LANSING, Mich. (AP) — Michigan’s 6 percent sales tax will soon be applied to many companies with no physical location in the state, according to the Michigan Department of Treasury.
The department announced Monday that sales tax will be collected from online out-of-state retailers that exceed $100,000 in sales or have 200 or more transactions in Michigan within the previous calendar year. The rule change beginning Oct. 1 will bring in an extra $200 million per year in state revenue, according to the state agency’s estimates.
“We will be working closely with our retail and business partners to ensure a smooth transition to the new rule,” State Treasurer Nick Khouri said.
The move follows a recent U.S. Supreme Court ruling that gave states authority to require online retailers without a physical presence in the state to collect sales tax on their behalf.
Michigan already requires large retailers with a presence in the state, such as Amazon and Overstock, to charge the tax. Gov. Rick Snyder signed a bill in 2015 that required out-of-state companies with some sort of physical presence in Michigan, such as a warehouse or distribution center, to collect sales taxes.
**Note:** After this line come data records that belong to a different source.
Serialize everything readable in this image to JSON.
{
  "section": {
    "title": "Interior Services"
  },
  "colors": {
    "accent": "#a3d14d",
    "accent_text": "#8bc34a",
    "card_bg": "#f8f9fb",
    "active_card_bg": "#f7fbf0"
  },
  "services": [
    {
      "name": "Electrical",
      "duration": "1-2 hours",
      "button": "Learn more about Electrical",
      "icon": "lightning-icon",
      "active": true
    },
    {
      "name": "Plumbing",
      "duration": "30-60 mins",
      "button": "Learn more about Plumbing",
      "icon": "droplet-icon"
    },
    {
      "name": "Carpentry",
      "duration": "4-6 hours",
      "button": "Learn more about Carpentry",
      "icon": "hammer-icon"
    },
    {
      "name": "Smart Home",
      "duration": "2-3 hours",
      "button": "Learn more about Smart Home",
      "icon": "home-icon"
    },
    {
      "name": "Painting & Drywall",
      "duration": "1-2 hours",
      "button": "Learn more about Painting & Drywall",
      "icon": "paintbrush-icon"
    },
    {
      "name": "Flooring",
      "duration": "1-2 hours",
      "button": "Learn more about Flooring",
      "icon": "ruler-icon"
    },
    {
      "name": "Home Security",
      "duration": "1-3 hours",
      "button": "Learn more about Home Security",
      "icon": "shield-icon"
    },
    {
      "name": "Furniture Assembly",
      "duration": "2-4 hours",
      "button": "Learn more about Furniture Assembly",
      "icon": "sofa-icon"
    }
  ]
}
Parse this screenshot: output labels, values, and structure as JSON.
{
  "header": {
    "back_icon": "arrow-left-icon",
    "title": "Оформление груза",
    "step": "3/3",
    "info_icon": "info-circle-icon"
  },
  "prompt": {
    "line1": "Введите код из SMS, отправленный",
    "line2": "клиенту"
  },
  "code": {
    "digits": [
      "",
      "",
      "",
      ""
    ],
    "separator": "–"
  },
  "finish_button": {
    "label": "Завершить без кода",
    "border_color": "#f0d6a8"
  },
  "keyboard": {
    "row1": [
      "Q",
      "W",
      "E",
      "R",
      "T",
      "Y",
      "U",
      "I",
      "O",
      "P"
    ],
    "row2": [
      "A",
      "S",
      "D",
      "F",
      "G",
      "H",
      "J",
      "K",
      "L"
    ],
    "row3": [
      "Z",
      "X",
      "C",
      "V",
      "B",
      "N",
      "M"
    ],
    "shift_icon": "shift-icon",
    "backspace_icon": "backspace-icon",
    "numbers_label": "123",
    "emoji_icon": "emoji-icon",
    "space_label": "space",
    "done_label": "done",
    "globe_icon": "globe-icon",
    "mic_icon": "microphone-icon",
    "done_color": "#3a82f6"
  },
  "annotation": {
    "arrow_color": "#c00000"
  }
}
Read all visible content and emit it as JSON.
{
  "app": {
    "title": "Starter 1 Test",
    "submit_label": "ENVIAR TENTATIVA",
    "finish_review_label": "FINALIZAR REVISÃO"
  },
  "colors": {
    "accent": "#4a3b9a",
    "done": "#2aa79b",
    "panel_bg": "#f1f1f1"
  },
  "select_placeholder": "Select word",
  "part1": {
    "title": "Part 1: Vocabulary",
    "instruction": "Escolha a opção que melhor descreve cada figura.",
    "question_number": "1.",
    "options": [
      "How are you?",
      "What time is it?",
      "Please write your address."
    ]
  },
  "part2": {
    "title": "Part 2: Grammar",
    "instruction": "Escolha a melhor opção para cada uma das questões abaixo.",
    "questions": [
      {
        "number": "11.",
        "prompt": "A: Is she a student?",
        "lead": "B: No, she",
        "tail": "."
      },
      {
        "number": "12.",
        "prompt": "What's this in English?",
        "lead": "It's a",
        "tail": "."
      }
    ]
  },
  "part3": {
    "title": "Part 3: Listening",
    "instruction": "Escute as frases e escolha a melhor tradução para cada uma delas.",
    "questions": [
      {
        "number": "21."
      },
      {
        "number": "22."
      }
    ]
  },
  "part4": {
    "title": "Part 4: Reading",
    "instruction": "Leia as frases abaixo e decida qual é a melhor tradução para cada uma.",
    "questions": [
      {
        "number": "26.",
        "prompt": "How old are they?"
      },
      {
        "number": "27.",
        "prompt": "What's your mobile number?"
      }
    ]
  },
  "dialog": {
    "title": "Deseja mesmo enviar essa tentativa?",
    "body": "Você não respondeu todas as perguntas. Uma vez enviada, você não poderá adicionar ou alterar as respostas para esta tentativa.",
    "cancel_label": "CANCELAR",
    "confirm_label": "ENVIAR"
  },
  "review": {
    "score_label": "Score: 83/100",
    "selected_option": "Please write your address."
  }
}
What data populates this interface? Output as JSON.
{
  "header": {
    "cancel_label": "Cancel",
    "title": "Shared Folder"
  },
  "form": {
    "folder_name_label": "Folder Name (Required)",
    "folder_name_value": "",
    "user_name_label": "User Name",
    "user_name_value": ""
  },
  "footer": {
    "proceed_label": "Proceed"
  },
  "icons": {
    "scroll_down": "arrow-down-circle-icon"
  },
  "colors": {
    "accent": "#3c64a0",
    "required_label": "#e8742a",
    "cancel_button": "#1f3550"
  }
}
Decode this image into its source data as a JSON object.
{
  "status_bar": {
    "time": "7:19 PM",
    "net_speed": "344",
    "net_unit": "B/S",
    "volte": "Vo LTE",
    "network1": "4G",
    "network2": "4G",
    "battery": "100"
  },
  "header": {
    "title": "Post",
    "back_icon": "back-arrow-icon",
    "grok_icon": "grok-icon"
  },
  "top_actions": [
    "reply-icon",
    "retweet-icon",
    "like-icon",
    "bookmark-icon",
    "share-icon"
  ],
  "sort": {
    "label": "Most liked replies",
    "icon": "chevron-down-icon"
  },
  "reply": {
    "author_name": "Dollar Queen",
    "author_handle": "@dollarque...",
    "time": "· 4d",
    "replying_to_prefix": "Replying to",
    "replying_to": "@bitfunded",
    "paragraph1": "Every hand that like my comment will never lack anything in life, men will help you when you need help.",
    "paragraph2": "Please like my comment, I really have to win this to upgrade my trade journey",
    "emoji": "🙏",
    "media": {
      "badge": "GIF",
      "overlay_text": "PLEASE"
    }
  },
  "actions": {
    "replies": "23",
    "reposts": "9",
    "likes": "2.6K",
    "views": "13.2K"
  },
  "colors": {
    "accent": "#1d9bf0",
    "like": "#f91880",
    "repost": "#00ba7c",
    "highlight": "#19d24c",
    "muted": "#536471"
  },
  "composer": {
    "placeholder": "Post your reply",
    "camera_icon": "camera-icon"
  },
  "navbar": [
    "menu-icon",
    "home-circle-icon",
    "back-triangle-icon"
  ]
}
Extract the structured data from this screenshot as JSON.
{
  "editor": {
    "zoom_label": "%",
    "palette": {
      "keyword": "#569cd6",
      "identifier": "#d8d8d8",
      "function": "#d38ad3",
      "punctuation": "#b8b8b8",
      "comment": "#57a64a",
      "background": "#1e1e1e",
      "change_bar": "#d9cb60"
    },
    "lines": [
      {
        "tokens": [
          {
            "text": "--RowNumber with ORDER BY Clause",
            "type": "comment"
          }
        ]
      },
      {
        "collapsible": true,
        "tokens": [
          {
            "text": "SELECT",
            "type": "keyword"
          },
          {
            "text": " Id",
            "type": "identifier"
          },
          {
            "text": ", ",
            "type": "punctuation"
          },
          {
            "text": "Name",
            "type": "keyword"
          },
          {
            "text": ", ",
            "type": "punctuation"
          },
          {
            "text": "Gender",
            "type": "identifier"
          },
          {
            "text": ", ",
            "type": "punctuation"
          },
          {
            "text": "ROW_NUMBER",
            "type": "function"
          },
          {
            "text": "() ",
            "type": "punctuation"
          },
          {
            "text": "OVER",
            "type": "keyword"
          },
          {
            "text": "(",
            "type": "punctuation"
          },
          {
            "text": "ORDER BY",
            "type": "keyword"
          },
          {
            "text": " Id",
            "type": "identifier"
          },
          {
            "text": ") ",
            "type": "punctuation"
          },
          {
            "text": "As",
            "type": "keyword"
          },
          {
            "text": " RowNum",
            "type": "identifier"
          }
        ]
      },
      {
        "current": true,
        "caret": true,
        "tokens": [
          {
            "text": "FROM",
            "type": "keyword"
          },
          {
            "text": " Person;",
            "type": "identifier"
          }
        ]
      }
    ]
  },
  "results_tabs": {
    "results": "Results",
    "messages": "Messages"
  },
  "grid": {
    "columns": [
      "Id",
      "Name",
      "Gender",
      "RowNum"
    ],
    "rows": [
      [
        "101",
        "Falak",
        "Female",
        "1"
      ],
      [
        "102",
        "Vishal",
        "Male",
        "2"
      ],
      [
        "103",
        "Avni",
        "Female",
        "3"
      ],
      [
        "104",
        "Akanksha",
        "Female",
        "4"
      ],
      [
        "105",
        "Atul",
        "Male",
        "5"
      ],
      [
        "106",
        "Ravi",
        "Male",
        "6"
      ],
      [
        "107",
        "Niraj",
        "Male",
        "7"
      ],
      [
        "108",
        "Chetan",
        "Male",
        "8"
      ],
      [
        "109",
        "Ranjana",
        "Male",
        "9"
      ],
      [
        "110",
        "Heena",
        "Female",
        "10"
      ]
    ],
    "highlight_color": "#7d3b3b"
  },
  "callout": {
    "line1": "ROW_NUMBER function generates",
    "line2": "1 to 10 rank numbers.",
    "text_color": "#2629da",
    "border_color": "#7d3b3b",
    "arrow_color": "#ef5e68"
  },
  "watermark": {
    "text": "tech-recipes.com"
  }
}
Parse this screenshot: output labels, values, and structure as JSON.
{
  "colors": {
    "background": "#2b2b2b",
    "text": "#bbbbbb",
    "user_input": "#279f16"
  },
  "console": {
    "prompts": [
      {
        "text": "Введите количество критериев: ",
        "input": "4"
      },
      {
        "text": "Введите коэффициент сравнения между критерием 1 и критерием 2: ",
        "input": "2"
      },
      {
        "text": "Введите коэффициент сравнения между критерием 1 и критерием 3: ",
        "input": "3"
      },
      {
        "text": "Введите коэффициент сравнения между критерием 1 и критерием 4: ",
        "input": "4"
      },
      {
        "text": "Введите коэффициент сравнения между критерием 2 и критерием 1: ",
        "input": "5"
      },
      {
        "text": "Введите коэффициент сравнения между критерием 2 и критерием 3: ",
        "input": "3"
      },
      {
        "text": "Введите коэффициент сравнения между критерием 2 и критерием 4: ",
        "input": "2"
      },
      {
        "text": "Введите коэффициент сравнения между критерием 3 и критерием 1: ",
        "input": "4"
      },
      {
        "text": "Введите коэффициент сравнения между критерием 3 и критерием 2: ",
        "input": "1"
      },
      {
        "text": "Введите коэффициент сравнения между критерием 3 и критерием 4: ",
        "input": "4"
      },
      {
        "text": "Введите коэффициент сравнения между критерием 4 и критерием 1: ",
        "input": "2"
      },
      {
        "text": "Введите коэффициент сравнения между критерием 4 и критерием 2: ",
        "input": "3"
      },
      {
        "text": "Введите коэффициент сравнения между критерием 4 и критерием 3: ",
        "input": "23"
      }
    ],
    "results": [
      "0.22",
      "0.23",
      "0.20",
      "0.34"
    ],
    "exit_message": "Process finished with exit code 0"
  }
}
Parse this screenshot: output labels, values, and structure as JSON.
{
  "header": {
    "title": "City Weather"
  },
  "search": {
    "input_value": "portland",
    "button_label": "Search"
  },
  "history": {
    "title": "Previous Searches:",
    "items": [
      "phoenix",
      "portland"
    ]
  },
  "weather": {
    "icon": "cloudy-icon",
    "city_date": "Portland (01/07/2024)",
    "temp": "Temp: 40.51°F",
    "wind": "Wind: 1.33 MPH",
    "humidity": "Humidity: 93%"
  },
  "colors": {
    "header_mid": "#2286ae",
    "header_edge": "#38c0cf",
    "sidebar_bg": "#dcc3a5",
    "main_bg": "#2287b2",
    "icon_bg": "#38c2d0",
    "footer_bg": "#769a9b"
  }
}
Michigan shoppers are already supposed to keep track of online, mail order or out-of-state purchases and self-report on tax returns. But the requirement isn’t widely enforced, and many residents fail to comply.
“This is an important step forward in the fair administration of our tax system” Khouri said. “With more and more shopping being done online, this change will make sure both hometown businesses and out-of-state online retailers are treated equally.”
Snyder’s administration is recommending that the extra revenue from the sales tax go toward road improvements. The decision on how to allocate the extra funding will be up to the Legislature.